There are two important things about devising any set of tests for yourself or taking recommended tests;
some element of them at least roughly resembles what you’re training for – so test yourself using things like hills, box steps, stair, treadmills, stairmasters, running or biking.
they can be repeated faithfully – same time, state of tiredness, same hill, box, machine and load etc.
One of the reasons a box step test works well is that it is perfectly repeatable, same box, same pack, same time/height gain etc. gives you a directly comparable set of numbers, so aim for the same simplicity and consistency in your tests.
Besides the numbers, record everything from the test, your weight, feelings, HR, time of day, weather, load, recent training, everything, because unless you do your second test might be an imperfect mirror which tells you less than you’d like to know, or worse
still leads you in the wrong direction.
If you’re repeating tests, don’t do it too frequently. If you leave a week between your first and second tests early in a training programme you will almost certainly see some improvement which looks dramatic, but is actually not a real,
sustainable rate of change. Testing too frequently can be discouraging and misleading as the rate of change slows, so don’t do it to yourself. I feel that every 6-8 weeks is about right, which would get you three to four tests in a complete programme and that
should be enough to know what you have to do from the beginning, make sure you’re progressing and assure yourself you’ve hit the target at the end, any less than that is starting to be a waste of valuable training time with no useful information gained.
Tests are subjective and have motivational and learning element to them which can change results, there will be great athletes who do badly in tests and not so great ones who can turn it on for the test but not so much when the pressure
is on. A niggling knee injury might make the regularity of a box step test painful for you, where a steep hill isn’t a problem or vice versa. Your training and sports history also plays a huge part, you’ll have developed strengths and weaknesses such that
you might ace one kind of aerobic test and struggle in another.

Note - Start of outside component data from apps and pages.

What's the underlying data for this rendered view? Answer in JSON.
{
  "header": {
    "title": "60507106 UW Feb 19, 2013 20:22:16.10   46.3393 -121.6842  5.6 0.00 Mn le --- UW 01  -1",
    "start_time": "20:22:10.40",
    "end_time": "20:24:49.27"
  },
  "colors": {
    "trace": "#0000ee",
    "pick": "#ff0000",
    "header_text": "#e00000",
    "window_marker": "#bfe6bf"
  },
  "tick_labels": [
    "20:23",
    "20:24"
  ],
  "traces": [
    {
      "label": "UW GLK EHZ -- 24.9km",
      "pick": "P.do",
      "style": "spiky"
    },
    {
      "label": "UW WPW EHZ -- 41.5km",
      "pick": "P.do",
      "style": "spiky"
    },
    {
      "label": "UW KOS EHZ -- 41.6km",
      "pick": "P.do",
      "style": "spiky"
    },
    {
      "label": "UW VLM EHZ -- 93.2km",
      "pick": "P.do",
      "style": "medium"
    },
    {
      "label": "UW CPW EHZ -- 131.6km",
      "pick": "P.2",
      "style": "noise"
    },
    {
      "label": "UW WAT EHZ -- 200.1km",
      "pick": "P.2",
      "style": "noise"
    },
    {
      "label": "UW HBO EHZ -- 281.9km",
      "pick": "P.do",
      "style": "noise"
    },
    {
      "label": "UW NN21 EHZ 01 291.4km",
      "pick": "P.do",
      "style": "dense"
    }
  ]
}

The comparison charts for results are similarly flawed. Many are outdated, not adjusted for gender, age, height or bodyweight where they should be, or based on unrepresentative samples. You’re trying to be solid in almost all of aspects
of fitness rather than high-performing in a limited range, so don’t worry if you can’t do the chin-ups total the table says is “good”, focus on learning how that mark translates into climbing performance for you and improving or maintaining it as needs be.
You can alleviate that problem by creating your own chart. If you find yourself at a time of particularity good fitness, such as when you’ve just finished a trip or race that went really well, take a set of tests and record it so that
you now have a standard of your own to aim for each time you need to know how you’re doing.
The aim of the testing is to help you get the best from your training, then take that training onto the hills. Ultimately, everybody who is training for the mountains is going to do so in a fairly similar pattern – mostly low intensity
in one format or another, some strength training, as much hiking, climbing and scrambling as life allows, a small bit of high-intensity training, maybe some mobility, lots of core work and that’s about it. If you take a set of tests and they tell you to do
something totally different to that, the tests are almost certainly the problem, not your fitness, so have another look at them. One of the issues with that is highlighted by the title of an article below, suggesting the aim is to “beat the test” – if your
aim is to beat the test, you’re taking it for the wrong reasons and if you let yourself be guided so much by the test that you start training to pass it rather than letting it guide your training for your next mountain, then you’ve really taken a wrong turn.
If you’re going ahead with tests, remember what they're for, bear in mind all the caveats and limitations and best of luck, I hope you get results that tell you what you need to know. Here’s a link to some suggestions for tests you might like to try.